Fighting has been taking place between Eritrean and Ethiopian troops in several places along the border according to reports from the area.
Concern has been expressed that these recent exchanges could escalate into more widespread conflict between the two countries. Reports from a number of sources say that the fighting began in the early hours of Sunday 12 June and continued throughout the day.
Local sources in the Sheraro and Badme areas told an Addis Ababa based news website, Horn affairs, there had been movement of mechanized units. Reports also spoke of heavy artillery exchanges taking place between Ethiopian and Eritrean troops. Horn affairs could not ascertain which side started Sunday’s fighting
Eritrea gained its independence from Ethiopia in 1991 after a long armed struggle. A new war erupted between the two countries in 1998, lasting two years, that led to the deaths of an estimated 80,000 people. The peace agreement has not been fully implemented and Eritrea has kept war-time controls including indefinite national service says BBC reports.
The latest incident coincides with the release of the report of the UN Commission of Inquiry on Human Rights in Eritrea on 8 June, which will be the subject of debate and a resolution at the UN Human Rights Council meeting from 13 June to 1 July. In a comment to Bloomberg Ethiopia’s Minister for Information, Getachew Reda, speculated that it could be an attempt by the Eritrean government to distract attention from the UN report as it concludes that they are responsible for crimes against humanity.
On the Eritrean side, the Minister of information Yemane Gebremeskel, denounce the TPLF regime for launching the attack on the Tsorona front.
Meanwhile statements from civil society express concern about the border exchanges escalating into a larger conflict between the two countries. “Those who have committed crimes against humanity should be brought to justice” says Arbi Harnet, a member of Freedom Friday that propmotes peace and justice in Eritrea. “The people of Eritrea deserve a hopeful future in which families can come together again”.
According to Meron Estefanos, a journalist and activist from Eritrea living in Sweden “There is no reason for Ethiopia to start a war right now.
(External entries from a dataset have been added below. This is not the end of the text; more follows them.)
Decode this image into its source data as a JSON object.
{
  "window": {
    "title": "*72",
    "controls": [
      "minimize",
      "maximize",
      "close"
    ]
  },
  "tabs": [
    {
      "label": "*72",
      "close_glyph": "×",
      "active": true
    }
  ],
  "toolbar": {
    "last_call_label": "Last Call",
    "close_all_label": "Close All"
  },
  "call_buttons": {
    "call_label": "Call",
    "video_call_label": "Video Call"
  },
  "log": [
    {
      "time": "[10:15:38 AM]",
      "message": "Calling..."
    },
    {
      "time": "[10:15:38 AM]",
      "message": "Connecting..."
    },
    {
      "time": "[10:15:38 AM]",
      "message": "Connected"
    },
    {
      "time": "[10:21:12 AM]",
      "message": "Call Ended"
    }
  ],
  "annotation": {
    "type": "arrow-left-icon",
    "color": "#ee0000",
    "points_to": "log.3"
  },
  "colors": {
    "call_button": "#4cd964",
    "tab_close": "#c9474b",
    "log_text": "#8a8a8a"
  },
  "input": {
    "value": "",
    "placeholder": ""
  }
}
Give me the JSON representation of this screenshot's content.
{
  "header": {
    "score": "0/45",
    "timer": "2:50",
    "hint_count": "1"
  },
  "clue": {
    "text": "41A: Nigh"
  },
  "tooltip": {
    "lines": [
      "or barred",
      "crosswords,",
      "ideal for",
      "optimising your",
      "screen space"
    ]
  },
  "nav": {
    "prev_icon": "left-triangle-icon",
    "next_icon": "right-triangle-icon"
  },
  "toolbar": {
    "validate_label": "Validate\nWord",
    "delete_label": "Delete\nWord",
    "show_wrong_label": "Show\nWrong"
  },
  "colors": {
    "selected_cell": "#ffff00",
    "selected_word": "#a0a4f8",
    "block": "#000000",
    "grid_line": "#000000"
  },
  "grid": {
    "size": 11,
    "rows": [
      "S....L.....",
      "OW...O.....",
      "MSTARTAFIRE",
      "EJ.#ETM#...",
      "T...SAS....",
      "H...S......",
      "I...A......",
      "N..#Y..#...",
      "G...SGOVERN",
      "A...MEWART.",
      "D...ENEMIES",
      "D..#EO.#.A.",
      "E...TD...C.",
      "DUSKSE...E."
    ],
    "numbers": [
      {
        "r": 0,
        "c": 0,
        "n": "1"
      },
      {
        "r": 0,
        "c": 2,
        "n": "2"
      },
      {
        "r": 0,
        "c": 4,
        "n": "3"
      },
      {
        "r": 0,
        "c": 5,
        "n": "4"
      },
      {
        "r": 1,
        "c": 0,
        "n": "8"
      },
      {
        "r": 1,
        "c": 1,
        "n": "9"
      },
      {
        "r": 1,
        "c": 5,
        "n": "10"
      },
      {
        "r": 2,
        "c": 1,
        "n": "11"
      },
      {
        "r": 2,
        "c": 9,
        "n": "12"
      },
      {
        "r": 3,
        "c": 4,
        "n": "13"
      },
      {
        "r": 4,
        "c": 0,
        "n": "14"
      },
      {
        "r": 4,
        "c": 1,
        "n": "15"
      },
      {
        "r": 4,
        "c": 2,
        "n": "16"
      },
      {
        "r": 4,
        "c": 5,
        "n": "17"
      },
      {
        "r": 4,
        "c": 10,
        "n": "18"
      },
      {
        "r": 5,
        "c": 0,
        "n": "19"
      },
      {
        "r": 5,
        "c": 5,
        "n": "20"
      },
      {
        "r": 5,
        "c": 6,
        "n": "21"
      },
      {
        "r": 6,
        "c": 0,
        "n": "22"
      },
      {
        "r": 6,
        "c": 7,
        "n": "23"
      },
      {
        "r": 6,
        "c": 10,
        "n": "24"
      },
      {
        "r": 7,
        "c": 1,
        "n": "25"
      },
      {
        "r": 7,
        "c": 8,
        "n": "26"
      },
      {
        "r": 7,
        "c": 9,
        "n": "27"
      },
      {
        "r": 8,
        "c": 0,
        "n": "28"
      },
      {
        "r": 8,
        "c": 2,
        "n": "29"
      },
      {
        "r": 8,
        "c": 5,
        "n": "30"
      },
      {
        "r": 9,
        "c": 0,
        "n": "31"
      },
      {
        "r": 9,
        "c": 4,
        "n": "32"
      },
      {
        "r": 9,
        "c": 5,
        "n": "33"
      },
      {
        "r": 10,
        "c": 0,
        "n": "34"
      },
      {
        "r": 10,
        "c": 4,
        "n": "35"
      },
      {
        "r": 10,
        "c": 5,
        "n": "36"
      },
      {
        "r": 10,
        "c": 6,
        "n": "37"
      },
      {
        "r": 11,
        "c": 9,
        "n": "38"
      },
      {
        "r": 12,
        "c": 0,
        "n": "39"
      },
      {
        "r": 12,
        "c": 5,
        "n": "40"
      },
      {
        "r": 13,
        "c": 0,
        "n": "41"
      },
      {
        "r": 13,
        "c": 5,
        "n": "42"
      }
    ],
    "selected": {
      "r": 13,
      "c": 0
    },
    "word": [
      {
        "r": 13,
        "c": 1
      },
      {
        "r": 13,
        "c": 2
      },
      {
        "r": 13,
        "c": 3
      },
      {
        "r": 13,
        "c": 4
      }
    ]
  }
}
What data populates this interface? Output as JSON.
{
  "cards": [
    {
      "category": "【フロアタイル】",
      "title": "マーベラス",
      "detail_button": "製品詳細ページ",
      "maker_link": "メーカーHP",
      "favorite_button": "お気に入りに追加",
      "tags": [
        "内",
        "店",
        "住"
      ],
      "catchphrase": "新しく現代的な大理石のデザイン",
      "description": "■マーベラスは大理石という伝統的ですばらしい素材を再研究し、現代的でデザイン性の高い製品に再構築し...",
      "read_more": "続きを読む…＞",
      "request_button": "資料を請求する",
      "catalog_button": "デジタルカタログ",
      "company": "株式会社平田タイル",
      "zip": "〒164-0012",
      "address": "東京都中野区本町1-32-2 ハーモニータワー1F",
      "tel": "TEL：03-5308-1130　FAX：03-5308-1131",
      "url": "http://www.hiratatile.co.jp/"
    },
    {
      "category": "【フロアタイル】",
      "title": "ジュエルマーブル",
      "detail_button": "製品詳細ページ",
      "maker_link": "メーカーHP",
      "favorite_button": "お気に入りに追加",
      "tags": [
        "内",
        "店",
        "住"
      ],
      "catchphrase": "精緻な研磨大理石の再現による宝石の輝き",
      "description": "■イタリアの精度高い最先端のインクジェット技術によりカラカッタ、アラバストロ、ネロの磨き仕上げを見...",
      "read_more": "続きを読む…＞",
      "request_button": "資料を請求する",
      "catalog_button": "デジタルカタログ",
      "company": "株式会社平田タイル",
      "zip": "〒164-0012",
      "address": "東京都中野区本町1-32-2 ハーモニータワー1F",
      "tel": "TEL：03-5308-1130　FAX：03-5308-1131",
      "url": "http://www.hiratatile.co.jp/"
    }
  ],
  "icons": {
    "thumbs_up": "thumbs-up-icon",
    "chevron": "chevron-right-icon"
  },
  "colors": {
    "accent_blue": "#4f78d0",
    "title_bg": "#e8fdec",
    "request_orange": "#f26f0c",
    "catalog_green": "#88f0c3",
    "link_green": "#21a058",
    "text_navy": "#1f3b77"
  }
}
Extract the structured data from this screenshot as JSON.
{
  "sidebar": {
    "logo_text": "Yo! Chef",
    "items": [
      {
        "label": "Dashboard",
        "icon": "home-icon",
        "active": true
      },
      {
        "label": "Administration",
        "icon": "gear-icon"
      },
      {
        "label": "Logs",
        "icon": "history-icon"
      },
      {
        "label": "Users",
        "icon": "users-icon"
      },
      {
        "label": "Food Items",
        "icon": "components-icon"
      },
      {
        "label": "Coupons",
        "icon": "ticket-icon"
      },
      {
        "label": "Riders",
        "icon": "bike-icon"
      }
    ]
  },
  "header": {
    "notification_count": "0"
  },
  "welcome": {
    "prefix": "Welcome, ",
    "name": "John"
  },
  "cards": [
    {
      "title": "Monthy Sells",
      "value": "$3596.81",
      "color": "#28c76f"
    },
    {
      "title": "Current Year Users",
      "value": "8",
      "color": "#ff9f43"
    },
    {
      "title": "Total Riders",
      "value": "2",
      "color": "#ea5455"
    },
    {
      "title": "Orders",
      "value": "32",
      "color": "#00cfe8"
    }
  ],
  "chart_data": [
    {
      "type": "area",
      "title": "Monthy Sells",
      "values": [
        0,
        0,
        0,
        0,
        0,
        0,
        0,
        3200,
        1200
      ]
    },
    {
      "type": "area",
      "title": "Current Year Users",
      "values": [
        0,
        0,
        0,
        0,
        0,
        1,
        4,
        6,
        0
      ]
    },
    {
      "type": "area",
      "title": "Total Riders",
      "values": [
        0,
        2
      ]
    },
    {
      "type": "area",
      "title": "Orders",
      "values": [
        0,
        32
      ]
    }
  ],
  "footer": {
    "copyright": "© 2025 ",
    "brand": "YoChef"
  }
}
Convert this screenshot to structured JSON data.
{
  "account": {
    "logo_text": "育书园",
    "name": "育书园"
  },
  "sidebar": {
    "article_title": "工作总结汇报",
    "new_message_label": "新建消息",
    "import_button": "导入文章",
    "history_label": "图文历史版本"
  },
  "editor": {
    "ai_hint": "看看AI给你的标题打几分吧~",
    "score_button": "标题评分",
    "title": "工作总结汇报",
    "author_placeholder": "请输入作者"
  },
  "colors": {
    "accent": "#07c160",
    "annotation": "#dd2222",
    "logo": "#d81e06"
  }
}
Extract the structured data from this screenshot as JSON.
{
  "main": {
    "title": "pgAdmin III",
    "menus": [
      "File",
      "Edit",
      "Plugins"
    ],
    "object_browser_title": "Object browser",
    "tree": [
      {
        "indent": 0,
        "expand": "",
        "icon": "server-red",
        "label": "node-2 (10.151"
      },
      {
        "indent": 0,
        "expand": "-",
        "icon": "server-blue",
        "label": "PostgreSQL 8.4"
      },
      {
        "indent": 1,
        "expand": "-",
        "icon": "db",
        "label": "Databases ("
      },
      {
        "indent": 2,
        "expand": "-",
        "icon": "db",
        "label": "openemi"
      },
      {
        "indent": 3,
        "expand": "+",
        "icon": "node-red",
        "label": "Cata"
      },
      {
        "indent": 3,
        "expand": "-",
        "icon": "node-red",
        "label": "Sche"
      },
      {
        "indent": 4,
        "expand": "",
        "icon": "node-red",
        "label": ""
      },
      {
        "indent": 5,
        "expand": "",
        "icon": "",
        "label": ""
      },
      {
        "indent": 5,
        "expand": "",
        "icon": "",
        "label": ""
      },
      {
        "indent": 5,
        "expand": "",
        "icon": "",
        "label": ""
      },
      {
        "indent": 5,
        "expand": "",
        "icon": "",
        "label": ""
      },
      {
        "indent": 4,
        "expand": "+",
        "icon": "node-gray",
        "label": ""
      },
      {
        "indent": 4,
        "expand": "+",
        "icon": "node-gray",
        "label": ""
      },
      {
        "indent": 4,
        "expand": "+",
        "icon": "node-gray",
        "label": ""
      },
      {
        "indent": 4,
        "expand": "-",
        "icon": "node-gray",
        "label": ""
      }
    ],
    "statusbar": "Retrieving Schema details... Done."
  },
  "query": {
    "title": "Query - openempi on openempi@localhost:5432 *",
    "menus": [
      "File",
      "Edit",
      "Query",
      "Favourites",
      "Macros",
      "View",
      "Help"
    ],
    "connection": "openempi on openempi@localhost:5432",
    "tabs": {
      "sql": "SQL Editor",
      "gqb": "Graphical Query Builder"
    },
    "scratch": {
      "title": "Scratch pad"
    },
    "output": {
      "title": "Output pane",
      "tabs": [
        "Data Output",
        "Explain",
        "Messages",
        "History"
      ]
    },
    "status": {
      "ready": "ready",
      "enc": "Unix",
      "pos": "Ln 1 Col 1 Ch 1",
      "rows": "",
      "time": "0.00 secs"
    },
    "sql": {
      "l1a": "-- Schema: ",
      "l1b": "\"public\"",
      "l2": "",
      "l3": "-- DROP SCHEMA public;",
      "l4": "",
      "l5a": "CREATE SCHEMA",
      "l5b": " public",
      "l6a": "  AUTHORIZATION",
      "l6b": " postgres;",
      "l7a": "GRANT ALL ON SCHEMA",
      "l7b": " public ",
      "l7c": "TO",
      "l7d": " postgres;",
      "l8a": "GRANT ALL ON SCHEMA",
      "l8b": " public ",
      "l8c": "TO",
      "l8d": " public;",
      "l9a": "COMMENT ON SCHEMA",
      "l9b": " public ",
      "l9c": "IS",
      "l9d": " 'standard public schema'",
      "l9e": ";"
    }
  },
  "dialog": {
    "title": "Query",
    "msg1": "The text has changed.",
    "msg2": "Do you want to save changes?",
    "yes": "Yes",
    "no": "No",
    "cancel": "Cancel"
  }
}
It just doesn’t add up when everything is going their way.” So far, little is known about what really happened in the border region in the past two days and officials from both sides deny having first fired on the other country.